▸ PROBLEM TO WORK ON
From the entries below, copy every line where the string "worst" appears.

▸ RECORDS FOR PROCESSING
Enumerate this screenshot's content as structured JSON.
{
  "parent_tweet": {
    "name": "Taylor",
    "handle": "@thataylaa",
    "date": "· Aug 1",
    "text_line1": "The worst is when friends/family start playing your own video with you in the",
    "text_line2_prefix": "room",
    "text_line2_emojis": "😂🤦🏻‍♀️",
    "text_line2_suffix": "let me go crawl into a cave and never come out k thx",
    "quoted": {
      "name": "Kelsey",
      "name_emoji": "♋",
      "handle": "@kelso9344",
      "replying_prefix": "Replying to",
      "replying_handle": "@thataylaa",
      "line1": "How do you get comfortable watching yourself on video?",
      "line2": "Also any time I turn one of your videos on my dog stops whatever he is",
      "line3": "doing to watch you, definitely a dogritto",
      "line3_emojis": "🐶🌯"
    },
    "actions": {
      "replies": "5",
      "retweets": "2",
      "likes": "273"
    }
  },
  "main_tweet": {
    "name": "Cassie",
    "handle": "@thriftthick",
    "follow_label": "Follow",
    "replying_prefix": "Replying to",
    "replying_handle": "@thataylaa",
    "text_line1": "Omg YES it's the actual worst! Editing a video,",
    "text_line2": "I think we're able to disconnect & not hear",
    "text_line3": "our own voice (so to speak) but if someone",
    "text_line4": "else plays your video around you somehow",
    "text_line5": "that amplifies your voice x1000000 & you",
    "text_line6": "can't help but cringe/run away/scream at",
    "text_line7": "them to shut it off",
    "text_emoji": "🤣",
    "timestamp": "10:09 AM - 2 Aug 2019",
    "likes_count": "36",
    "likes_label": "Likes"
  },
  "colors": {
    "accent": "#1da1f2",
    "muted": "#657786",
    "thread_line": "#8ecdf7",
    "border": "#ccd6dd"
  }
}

▸ RESPONSE TO THE TASK
    "text_line1": "The worst is when friends/family start playing your own video with you in the",
    "text_line1": "Omg YES it's the actual worst! Editing a video,",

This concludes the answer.